clock menu more-arrow no yes mobile

Filed under:

Damon Harrison provides some clarity on his release from the Detroit Lions

“The extension wasn’t what y’all think it was.”

NFL: Preseason-Buffalo Bills at Detroit Lions Tim Fuller-USA TODAY Sports

It’s been two weeks since the Detroit Lions officially released nose tackle Damon Harrison Sr., and there still aren’t many answers as to why the two parties split. Harrison called the release a “mutual” parting and has made some not-so-subtle indications that he was happy to be free from the team, while also making sure to express his respect and appreciation for Lions head coach Matt Patricia.

From the Lions’ perspective, however, it never made a ton of sense. Though Harrison had a down year by his own lofty standards, he still has plenty of value, especially to a team that prioritizes stopping the run as much as the Lions do. Detroit clearly believed in Harrison, as evidenced by the one-year contract extension they handed the nose tackle prior to the 2019 season.

However, Harrison provided a little more clarity on Twitter this week, noting that the fit wasn’t good in Detroit and that extension may not be what it appeared to be on the surface:

“The extension wasn’t what y’all think it was,” Harrison said before promising he’ll speak more on the situation after he’s retired.

Looking at the details of his extension, some of what Harrison may be implying can be seen.

Here’s what Harrison’s contract looked like before the extension:

2019: $6.75 million base salary, no bonuses
2020: $9 million, $250,000 workout bonus

Now here are those figures after the extension

2019: $7.5 million signing bonus, $1 million base salary (guaranteed), up to $500,000 in roster bonuses
2020: $8.5 million base salary ($3.5 million guaranteed for injury only), $250,000 workout bonus, up to $500,000 in roster bonuses.
2021 (team option): $8.5 million base salary, $500,000 in roster bonuses

The biggest benefit for Harrison was that he basically got $8.5 million guaranteed for 2019 (signing bonus + guaranteed salary), when his previous base salary would’ve paid just $6.75 million (non guaranteed).

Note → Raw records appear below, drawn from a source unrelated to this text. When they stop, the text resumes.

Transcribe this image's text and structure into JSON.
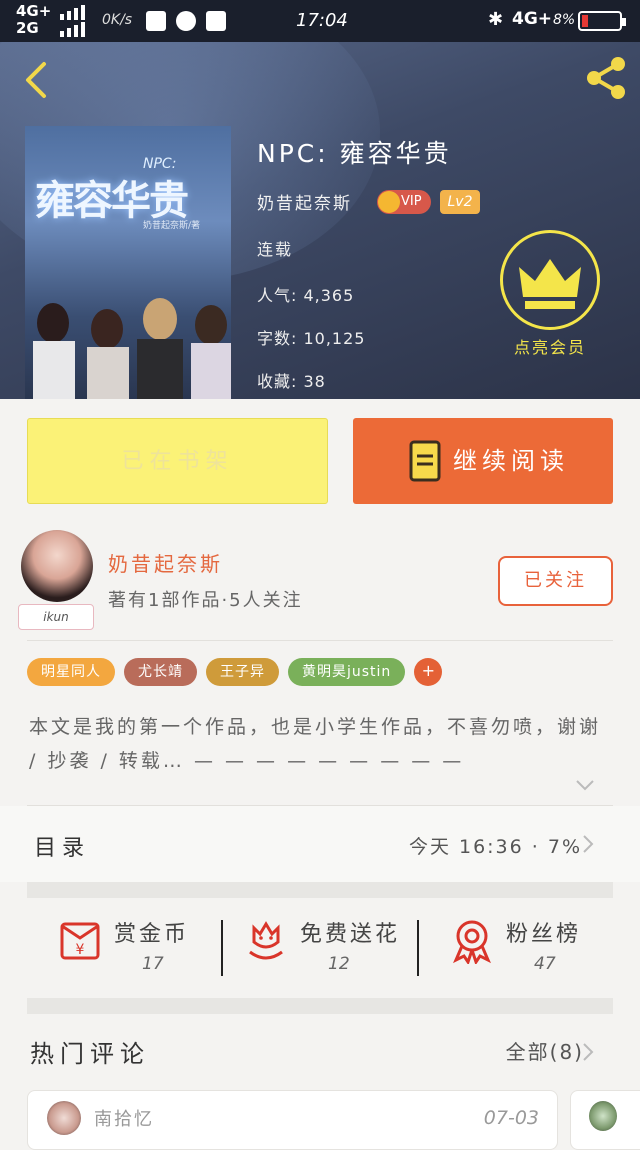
{
  "status_bar": {
    "network_top": "4G+",
    "network_bottom": "2G",
    "speed": "0K/s",
    "time": "17:04",
    "bluetooth_icon": "bluetooth-icon",
    "network_right": "4G+",
    "battery": "8%"
  },
  "header": {
    "back_icon": "back-arrow-icon",
    "share_icon": "share-icon"
  },
  "book": {
    "title": "NPC: 雍容华贵",
    "author": "奶昔起奈斯",
    "vip_label": "VIP",
    "level": "Lv2",
    "status": "连载",
    "popularity": "人气: 4,365",
    "word_count": "字数: 10,125",
    "favorites": "收藏: 38",
    "cover": {
      "title": "雍容华贵",
      "npc": "NPC:",
      "author": "奶昔起奈斯/著"
    }
  },
  "member": {
    "label": "点亮会员",
    "icon": "crown-icon"
  },
  "actions": {
    "shelf": "已在书架",
    "read": "继续阅读"
  },
  "author_card": {
    "name": "奶昔起奈斯",
    "subtitle": "著有1部作品·5人关注",
    "badge": "ikun",
    "follow": "已关注"
  },
  "tags": [
    {
      "label": "明星同人",
      "color": "#f3a73f"
    },
    {
      "label": "尤长靖",
      "color": "#b96c5a"
    },
    {
      "label": "王子异",
      "color": "#cf9b3a"
    },
    {
      "label": "黄明昊justin",
      "color": "#7ab05a"
    }
  ],
  "tag_more": "+",
  "description": "本文是我的第一个作品，也是小学生作品，不喜勿喷，谢谢 / 抄袭 / 转载… — — — — — — — — —",
  "toc": {
    "label": "目录",
    "value": "今天 16:36 · 7%"
  },
  "stats": [
    {
      "label": "赏金币",
      "value": "17",
      "icon": "red-envelope-icon"
    },
    {
      "label": "免费送花",
      "value": "12",
      "icon": "flower-icon"
    },
    {
      "label": "粉丝榜",
      "value": "47",
      "icon": "medal-icon"
    }
  ],
  "comments": {
    "title": "热门评论",
    "all": "全部(8)",
    "items": [
      {
        "name": "南拾忆",
        "date": "07-03"
      }
    ]
  },
  "colors": {
    "accent": "#ec6a37",
    "shelf_button": "#fbf277",
    "member_yellow": "#f4e54a"
  }
}
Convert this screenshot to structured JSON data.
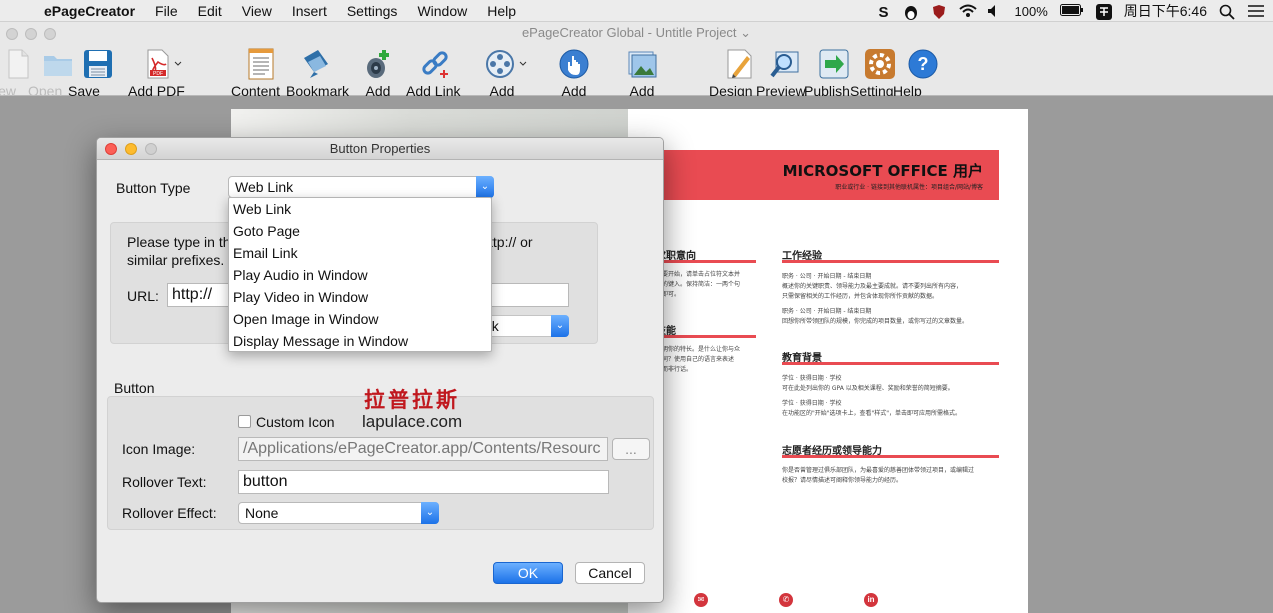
{
  "menubar": {
    "app_name": "ePageCreator",
    "items": [
      "File",
      "Edit",
      "View",
      "Insert",
      "Settings",
      "Window",
      "Help"
    ],
    "battery": "100%",
    "clock": "周日下午6:46"
  },
  "window": {
    "title": "ePageCreator Global - Untitle Project ⌄"
  },
  "toolbar": {
    "new_label": "New",
    "open_label": "Open",
    "save_label": "Save",
    "add_pdf_label": "Add PDF",
    "content_label": "Content",
    "bookmark_label": "Bookmark",
    "add_audio_label": "Add Audio",
    "add_link_label": "Add Link",
    "add_video_label": "Add Video",
    "add_button_label": "Add Button",
    "add_picture_label": "Add Picture",
    "design_label": "Design",
    "preview_label": "Preview",
    "publish_label": "Publish",
    "setting_label": "Setting",
    "help_label": "Help"
  },
  "resume": {
    "title": "MICROSOFT OFFICE 用户",
    "subtitle": "职业或行业  ·  链接到其他联机属性：项目组合/网站/博客",
    "left_heading1": "求职意向",
    "left_text1": [
      "要开始，请单击占位符文本并",
      "的键入。保持简洁：一两个句",
      "即可。"
    ],
    "left_heading2": "技能",
    "left_text2": [
      "明你的特长。是什么让你与众",
      "同？使用自己的语言来表述",
      "而非行话。"
    ],
    "heading_work": "工作经验",
    "work_text": [
      "职务 · 公司 · 开始日期 - 结束日期",
      "概述你的关键职责、领导能力及最主要成就。请不要列出所有内容，",
      "只需保留相关的工作经历，并包含体现你所作贡献的数据。",
      "",
      "职务 · 公司 · 开始日期 - 结束日期",
      "回想你所带领团队的规模，你完成的项目数量，或你写过的文章数量。"
    ],
    "heading_edu": "教育背景",
    "edu_text": [
      "学位 · 获得日期 · 学校",
      "可在此处列出你的 GPA 以及相关课程、奖励和荣誉的简短摘要。",
      "",
      "学位 · 获得日期 · 学校",
      "在功能区的\"开始\"选项卡上，查看\"样式\"，单击即可应用所需格式。"
    ],
    "heading_vol": "志愿者经历或领导能力",
    "vol_text": [
      "你是否曾管理过俱乐部团队，为最喜爱的慈善团体带领过项目，或编辑过",
      "校报？请尽情描述可阐释你领导能力的经历。"
    ]
  },
  "dialog": {
    "title": "Button Properties",
    "button_type_label": "Button Type",
    "button_type_value": "Web Link",
    "type_options": [
      "Web Link",
      "Goto Page",
      "Email Link",
      "Play Audio in Window",
      "Play Video in Window",
      "Open Image in Window",
      "Display Message in Window"
    ],
    "instructions_line1": "Please type in th",
    "instructions_line1_tail": "ttp:// or",
    "instructions_line2": "similar prefixes.",
    "url_label": "URL:",
    "url_value": "http://",
    "target_value_tail": "nk",
    "button_section_label": "Button",
    "custom_icon_label": "Custom Icon",
    "icon_image_label": "Icon Image:",
    "icon_image_value": "/Applications/ePageCreator.app/Contents/Resourc",
    "browse_label": "...",
    "rollover_text_label": "Rollover Text:",
    "rollover_text_value": "button",
    "rollover_effect_label": "Rollover Effect:",
    "rollover_effect_value": "None",
    "ok_label": "OK",
    "cancel_label": "Cancel"
  },
  "watermark": {
    "cn": "拉普拉斯",
    "en": "lapulace.com"
  }
}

However, after that, there wasn’t much in it for Harrison. Even if he had stayed in Detroit in 2020, his base salary would have actually decreased for this season, and the only way he would’ve made up that money was to hit all of his bonuses. The new deal did provide him with a little bit of security seeing as $3.5 million was guaranteed for injury, but with his release prior to the new league year, he didn’t end up seeing that.

As for the additional year in 2021, it’s quite likely he never would have seen that money ever. It was a team option, and Harrison would be 32 entering that season. With a cap hit of $11.5 million, it seems unlikely the Lions would’ve exercised that option, even if Harrison’s play was still top of the line. The dead money for Detroit would have only been $2.5 million.

In essence, the only thing Harrison’s extension did was turn his 2019 salary into a roster bonus, while adding just $1.75 million to his overall pay—plus the potential of $500,00 more in roster bonuses. And while getting that money into his pocket immediately is beneficial to most players—especially with Harrison, who had no guaranteed money remaining in his contract—it did very little to secure his job long term.

We don’t know for sure if this is what caused Harrison and Detroit to mutually part or if this is what made the Lions a bad fit for Snacks, but it sounds like he’ll make it all crystal clear in due time.

UPDATE: Well, Snacks basically confirmed all of this:

Subscribe to PODD

After winning their first NFC North title in 30 years, the Lions have unfinished business this offseason. Stay updated with Jeremy Reisman through Pride of Detroit Direct, our newsletter offering up exclusive analysis. Sign up with NFCNORTH30 to get 30% off after your free trial.